**Website and app data records**
- - - - - - -

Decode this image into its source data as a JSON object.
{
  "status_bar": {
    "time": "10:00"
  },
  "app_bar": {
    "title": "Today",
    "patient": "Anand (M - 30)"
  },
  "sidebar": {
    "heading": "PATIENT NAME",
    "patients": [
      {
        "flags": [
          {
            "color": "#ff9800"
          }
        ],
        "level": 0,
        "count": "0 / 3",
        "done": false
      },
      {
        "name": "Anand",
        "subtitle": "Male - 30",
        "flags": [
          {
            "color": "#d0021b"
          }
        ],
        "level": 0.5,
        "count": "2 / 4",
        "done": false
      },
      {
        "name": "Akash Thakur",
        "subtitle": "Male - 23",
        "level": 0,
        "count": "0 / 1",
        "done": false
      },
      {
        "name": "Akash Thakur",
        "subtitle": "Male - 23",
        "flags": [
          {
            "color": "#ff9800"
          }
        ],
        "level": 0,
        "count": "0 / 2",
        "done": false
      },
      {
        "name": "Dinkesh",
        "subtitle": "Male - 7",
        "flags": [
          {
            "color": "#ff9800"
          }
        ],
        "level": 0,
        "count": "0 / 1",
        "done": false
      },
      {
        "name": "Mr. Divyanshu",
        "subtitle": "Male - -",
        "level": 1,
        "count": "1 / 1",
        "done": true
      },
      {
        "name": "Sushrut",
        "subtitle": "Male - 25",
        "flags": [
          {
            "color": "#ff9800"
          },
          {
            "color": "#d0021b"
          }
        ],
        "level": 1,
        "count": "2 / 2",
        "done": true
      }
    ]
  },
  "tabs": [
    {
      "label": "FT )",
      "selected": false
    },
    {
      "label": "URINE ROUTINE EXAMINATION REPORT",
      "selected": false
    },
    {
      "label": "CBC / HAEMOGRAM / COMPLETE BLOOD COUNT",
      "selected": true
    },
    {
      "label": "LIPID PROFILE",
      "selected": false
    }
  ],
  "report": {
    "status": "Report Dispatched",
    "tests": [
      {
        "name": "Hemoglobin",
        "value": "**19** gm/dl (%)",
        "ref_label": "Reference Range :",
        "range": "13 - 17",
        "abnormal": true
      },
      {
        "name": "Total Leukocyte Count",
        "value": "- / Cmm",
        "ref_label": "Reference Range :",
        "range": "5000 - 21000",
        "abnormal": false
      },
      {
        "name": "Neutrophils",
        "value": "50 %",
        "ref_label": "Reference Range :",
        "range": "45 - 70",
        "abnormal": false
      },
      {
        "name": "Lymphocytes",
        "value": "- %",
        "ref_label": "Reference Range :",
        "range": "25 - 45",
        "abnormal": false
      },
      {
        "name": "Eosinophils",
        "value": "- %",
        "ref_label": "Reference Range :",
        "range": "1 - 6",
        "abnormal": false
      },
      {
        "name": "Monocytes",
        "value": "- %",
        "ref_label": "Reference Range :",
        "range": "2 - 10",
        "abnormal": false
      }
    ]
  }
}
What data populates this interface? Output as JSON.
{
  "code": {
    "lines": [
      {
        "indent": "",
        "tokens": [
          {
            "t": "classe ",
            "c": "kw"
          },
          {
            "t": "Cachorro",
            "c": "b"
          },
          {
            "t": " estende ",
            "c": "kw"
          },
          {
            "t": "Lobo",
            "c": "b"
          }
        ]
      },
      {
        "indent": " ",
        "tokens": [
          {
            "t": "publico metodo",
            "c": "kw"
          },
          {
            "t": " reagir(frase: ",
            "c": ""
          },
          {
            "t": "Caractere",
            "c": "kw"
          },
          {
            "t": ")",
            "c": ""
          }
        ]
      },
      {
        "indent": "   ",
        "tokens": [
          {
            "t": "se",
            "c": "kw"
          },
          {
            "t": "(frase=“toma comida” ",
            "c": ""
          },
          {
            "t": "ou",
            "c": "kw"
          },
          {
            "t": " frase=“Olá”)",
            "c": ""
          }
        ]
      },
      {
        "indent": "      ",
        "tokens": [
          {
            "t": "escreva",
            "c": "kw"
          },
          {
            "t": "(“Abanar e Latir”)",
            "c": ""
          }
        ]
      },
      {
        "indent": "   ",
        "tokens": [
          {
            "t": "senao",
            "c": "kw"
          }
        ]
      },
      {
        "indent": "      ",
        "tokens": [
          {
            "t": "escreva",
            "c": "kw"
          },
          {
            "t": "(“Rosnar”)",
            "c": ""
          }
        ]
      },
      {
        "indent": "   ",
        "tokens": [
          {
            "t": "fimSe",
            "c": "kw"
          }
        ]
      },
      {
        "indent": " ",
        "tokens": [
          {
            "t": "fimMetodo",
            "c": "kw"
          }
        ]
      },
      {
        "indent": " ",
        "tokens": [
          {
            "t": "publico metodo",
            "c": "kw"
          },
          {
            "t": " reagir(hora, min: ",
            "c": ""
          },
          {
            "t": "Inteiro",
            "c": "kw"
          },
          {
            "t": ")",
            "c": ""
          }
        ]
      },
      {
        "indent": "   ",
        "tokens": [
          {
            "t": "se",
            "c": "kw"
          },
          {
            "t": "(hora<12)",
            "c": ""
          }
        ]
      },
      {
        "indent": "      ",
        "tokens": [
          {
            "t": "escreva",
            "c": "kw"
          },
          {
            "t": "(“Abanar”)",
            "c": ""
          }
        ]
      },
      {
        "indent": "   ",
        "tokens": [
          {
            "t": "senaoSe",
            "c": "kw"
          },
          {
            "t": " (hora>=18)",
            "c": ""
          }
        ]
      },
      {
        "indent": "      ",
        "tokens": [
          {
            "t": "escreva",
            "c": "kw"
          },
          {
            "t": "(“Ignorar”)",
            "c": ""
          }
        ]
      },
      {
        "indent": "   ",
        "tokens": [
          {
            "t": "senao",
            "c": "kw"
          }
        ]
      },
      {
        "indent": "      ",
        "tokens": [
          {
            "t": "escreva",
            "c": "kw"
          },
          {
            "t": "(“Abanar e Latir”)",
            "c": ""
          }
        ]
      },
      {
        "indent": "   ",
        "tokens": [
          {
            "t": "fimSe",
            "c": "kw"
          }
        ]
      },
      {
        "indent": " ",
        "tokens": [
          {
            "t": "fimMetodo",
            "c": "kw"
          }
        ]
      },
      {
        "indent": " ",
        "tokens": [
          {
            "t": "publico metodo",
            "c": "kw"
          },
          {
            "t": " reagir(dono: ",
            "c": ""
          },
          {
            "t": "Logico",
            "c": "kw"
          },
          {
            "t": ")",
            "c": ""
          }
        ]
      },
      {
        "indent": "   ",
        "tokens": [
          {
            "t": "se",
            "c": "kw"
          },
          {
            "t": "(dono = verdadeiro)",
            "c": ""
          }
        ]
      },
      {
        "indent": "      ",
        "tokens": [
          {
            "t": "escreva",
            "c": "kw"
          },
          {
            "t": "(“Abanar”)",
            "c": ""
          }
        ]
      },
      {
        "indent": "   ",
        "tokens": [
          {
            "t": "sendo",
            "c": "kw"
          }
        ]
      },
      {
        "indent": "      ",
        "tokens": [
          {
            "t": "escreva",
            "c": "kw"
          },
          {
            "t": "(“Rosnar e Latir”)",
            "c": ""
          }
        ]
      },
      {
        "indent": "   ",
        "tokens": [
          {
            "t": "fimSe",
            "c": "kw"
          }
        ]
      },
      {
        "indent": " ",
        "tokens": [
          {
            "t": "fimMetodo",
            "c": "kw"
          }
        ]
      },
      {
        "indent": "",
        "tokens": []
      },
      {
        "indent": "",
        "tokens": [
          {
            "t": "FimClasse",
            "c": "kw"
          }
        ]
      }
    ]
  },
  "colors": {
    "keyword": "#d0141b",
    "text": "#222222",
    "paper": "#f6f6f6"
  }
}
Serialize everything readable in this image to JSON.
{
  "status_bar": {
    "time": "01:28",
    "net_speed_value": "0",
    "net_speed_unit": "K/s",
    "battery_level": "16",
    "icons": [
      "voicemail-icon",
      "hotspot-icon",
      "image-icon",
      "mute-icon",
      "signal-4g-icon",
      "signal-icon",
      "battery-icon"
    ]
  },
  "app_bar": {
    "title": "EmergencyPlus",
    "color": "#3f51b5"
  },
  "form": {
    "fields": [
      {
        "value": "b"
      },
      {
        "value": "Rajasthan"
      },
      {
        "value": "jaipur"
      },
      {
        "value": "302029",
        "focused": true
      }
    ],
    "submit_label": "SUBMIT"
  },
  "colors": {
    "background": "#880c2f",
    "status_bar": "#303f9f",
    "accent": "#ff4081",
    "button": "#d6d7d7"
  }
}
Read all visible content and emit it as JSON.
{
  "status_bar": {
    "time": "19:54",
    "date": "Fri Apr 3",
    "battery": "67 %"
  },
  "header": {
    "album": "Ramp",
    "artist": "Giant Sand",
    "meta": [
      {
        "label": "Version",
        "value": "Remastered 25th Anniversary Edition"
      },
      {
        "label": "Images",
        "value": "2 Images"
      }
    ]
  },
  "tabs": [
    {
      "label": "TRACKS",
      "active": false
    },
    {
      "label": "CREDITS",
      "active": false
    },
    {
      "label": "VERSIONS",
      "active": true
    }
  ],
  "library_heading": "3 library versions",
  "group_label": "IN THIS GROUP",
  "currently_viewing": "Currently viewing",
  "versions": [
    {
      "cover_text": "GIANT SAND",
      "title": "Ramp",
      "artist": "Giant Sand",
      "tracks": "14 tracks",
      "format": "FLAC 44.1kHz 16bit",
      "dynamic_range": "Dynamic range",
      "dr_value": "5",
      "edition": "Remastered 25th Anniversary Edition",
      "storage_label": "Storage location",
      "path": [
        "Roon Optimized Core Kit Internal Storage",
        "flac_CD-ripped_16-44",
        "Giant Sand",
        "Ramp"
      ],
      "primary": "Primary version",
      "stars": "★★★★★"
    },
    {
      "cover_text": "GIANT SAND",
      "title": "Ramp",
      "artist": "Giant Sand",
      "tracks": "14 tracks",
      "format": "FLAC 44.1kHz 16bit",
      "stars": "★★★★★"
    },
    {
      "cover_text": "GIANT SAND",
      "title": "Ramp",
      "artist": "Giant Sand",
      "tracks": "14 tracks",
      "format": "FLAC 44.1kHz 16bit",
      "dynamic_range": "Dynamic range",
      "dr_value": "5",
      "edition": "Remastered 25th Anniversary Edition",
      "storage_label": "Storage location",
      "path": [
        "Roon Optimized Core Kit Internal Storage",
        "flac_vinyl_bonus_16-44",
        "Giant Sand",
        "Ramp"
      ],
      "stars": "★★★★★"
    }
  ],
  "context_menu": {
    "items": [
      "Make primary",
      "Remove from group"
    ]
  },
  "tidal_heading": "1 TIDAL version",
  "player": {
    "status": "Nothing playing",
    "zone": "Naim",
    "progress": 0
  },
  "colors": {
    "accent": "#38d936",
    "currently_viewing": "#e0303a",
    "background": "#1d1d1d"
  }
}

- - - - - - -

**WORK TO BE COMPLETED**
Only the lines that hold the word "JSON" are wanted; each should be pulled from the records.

**TASK ANSWER**
Decode this image into its source data as a JSON object.
What data populates this interface? Output as JSON.
Serialize everything readable in this image to JSON.
Read all visible content and emit it as JSON.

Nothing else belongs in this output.